In this extract of a text called The Subversion of Jerusalem’s Sacred Vernaculars (which is part of Michael Sorkin’s book The Next Jerusalem), Eyal Weizman describes what I interpret as the flexibility of Israeli Jewish’s districts’ boundaries which demarcate their territory with a wire calls the Eruv.
Besides its complex political edges, Jerusalem is surrounded by a boundary that defines not its municipal border, but the geographical limits of one of its religions. The Eruv – a metal wire stretched over high poles – encapsulates the Jewish parts of the city, and prescribes a different religious use mode within it.
The Eruv is a mobile frontier that is always rerouted to encapsulate every newly built Jewish neighborhood in the city. The path of the Eruv marks therefore the momentary state of the city’s Jewish neighborhoods. The Eruv of Jerusalem is about 100km long, but its metal wire, the only necessary element of its construction, weighs no more than 80kg.

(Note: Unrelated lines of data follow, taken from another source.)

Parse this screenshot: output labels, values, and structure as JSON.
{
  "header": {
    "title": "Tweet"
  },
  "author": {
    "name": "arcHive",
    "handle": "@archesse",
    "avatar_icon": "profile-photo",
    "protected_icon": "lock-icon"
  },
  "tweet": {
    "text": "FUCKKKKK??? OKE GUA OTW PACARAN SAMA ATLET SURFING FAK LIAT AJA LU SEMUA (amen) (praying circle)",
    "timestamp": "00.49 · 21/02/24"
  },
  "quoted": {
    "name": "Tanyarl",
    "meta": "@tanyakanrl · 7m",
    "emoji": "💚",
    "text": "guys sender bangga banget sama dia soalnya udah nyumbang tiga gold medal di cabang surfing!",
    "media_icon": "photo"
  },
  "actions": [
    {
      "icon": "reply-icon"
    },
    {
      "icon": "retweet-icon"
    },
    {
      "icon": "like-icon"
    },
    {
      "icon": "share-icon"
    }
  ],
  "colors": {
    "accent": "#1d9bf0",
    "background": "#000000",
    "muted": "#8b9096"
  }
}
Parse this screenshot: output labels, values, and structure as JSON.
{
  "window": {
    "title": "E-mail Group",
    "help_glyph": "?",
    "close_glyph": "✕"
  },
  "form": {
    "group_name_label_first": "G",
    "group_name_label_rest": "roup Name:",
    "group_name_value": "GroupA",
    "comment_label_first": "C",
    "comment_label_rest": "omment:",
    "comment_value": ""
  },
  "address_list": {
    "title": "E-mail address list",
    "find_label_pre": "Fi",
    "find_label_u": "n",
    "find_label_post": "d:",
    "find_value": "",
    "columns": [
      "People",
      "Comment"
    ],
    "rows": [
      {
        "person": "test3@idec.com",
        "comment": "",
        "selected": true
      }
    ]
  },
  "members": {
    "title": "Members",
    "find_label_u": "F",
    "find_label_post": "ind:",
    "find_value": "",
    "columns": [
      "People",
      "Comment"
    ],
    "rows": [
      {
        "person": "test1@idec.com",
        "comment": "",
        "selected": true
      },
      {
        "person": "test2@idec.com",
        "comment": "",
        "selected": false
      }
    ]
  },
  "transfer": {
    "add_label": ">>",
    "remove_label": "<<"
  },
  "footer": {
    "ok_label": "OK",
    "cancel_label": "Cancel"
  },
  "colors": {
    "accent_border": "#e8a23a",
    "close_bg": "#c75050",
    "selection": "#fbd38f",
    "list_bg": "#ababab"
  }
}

Along its path the Eruv boundary manifest itself in different ways. Beyond its presence as a series of poles strung with wire, the Eruv, like a giant-scale act of urban bricolage, incorporates and uses the existing boundaries and urban scars of Jerusalem: fences, walls, concrete decks, metal handrails, rock faces, houses facades, a water reservoir, a railway line, a deep valley to mark its boundary, saving the use of poles and string. These elements could be considered parts of an Eruv boundary, according to lwas described in the Talmud, on the single condition that hey be higher or deeper than one meter. Seeing the city as an object, the Eruv reinterpres and reuses its props and imbues them with another meaning.